Admittedly, my initial response to these awareness goals was, yeah, I know how privileged I am. I’ve seen the images of kids in Africa trying to fill plastic jugs from filthy little puddles. But, after I participated in some of the activities, I felt surprised how shallow my pool of knowledge was. Keeping a water diary, for example, of how many times I fill not just my reusable water bottle, but my sink to rinse dishes; how much water it really takes to boil spaghetti, take showers, run the dishwasher and laundry machine three times a week, flush the toilet a dozen times a day, and wash our hands afterwards. Honestly, it made turning on the tap seem like a marvelous luxury.

 

The other eye-opener was limiting for one day where I can access fresh water. I chose my tub (and I cheated by flushing my toilet). I was astounded how much I missed my sinks! Washing dishes in the tub was a sop-fest–not to mention a strain on my lower back–although it was sort of fun soaping up all the dishes and then turning on the shower to rinse them. I missed ordering water for my lunch, and instead of turning on the hose to nurture the spinach and peas I just sowed, I hauled a watering can through the house. It’s really wonderful to have fresh, clean water not just when I want it, I realized, but where.
 

The United Nations developed World Water Day to support clean, fresh drinking water for all humans by 2030, and to raise awareness that freshwater resources need to be sustainably managed. On March 22 water conservation professionals from Canada, Europe, Central America and Africa will gather to speak to the importance of clean water. His Holiness Pope Francis will be there. And so will Henk Ovink–in case you were wondering what the two have in common. He’s the Netherlands Special Envoy of International Water Affairs, and a guy with a super cool name. (Can you say it five times fast?)

 

In addition to inspirational speeches, the Stockholm Water Prize will go to the scientist who develops the most clever clean water project of the year. A peek at the winner’s list from years past is nothing short of inspiring. Last year, Dr. John Cherry won for exposing how groundwater is far more easily contaminated than we knew. His work has led to innovations to keep groundwater clean and protected. It’s behind-the-scenes-super hero work, keeping countless people safe while we hardly know it.

 

Sadly, even though World Water Day is a worldwide celebration, the United States and China do not have speakers booked for the summit–a glaring absence. Wondering why I hit the internet, finding only a brief article from 2018 of Chinese students holding up their World Water Day art projects, and nothing at all for the United States. If you find an American celebration, please post it below!

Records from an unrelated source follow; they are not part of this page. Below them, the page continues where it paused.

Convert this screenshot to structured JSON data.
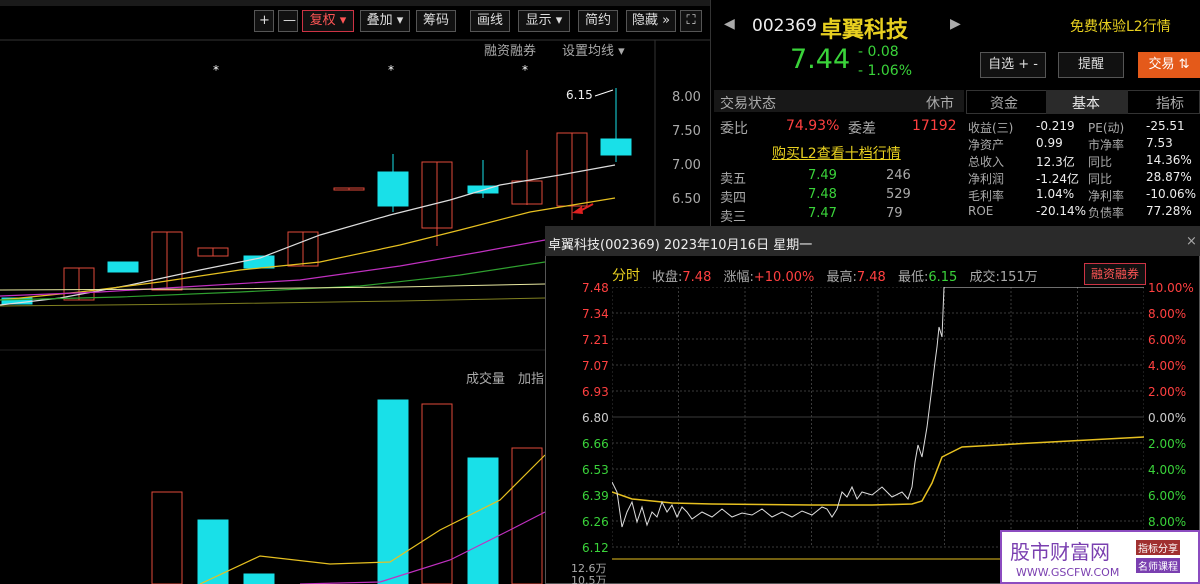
{
  "toolbar": {
    "items": [
      "+",
      "—",
      "复权 ▾",
      "叠加 ▾",
      "筹码",
      "画线",
      "显示 ▾",
      "简约",
      "隐藏 »"
    ],
    "fullscreen": "⛶"
  },
  "chart_top": {
    "info_left": "融资融券",
    "info_right": "设置均线 ▾",
    "price_ticks": [
      "8.00",
      "7.50",
      "7.00",
      "6.50"
    ],
    "peak_label": "6.15",
    "vol_label": "成交量",
    "vol_label2": "加指"
  },
  "quote": {
    "code": "002369",
    "name": "卓翼科技",
    "price": "7.44",
    "change": "0.08",
    "pct": "1.06%",
    "btn_add": "自选 + -",
    "btn_alert": "提醒",
    "btn_trade": "交易 ⇅",
    "free_trial": "免费体验L2行情",
    "trade_status": "交易状态",
    "status_val": "休市",
    "wei_bi_label": "委比",
    "wei_bi": "74.93%",
    "wei_cha_label": "委差",
    "wei_cha": "17192",
    "l2_link": "购买L2查看十档行情",
    "tabs": [
      "资金",
      "基本",
      "指标"
    ],
    "asks": [
      {
        "l": "卖五",
        "p": "7.49",
        "v": "246"
      },
      {
        "l": "卖四",
        "p": "7.48",
        "v": "529"
      },
      {
        "l": "卖三",
        "p": "7.47",
        "v": "79"
      }
    ],
    "fund": [
      {
        "a": "收益(三)",
        "b": "-0.219",
        "c": "PE(动)",
        "d": "-25.51"
      },
      {
        "a": "净资产",
        "b": "0.99",
        "c": "市净率",
        "d": "7.53"
      },
      {
        "a": "总收入",
        "b": "12.3亿",
        "c": "同比",
        "d": "14.36%"
      },
      {
        "a": "净利润",
        "b": "-1.24亿",
        "c": "同比",
        "d": "28.87%"
      },
      {
        "a": "毛利率",
        "b": "1.04%",
        "c": "净利率",
        "d": "-10.06%"
      },
      {
        "a": "ROE",
        "b": "-20.14%",
        "c": "负债率",
        "d": "77.28%"
      }
    ]
  },
  "popup": {
    "title": "卓翼科技(002369) 2023年10月16日 星期一",
    "tab": "分时",
    "close_label": "收盘:",
    "close": "7.48",
    "rise_label": "涨幅:",
    "rise": "+10.00%",
    "high_label": "最高:",
    "high": "7.48",
    "low_label": "最低:",
    "low": "6.15",
    "vol_label": "成交:",
    "vol": "151万",
    "btn": "融资融券",
    "left_ticks": [
      "7.48",
      "7.34",
      "7.21",
      "7.07",
      "6.93",
      "6.80",
      "6.66",
      "6.53",
      "6.39",
      "6.26",
      "6.12"
    ],
    "right_ticks": [
      "10.00%",
      "8.00%",
      "6.00%",
      "4.00%",
      "2.00%",
      "0.00%",
      "2.00%",
      "4.00%",
      "6.00%",
      "8.00%"
    ],
    "vol_tick": "12.6万",
    "vol_tick2": "10.5万"
  },
  "watermark": {
    "name": "股市财富网",
    "tag1": "指标分享",
    "tag2": "名师课程",
    "url": "WWW.GSCFW.COM"
  }
}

Meanwhile, I’m taking a page from Dr. John Cherry’s work and letting my secret super hero come out in my own every day, hidden ways. Using water-safe and zero-waste products, and valuing my water not only when I need it, but where. (I love you, kitchen sink!)

How are you celebrating World Water Day? What does clean, fresh water mean to you? Share your with us in the comments.

Be a World Water Day hero. Buy any gallon water-safe Pro-Tek cleaner and get a FREE water-saving Roadrunner shower start. Hurry! Offer ends midnight on World Water Day, March 22.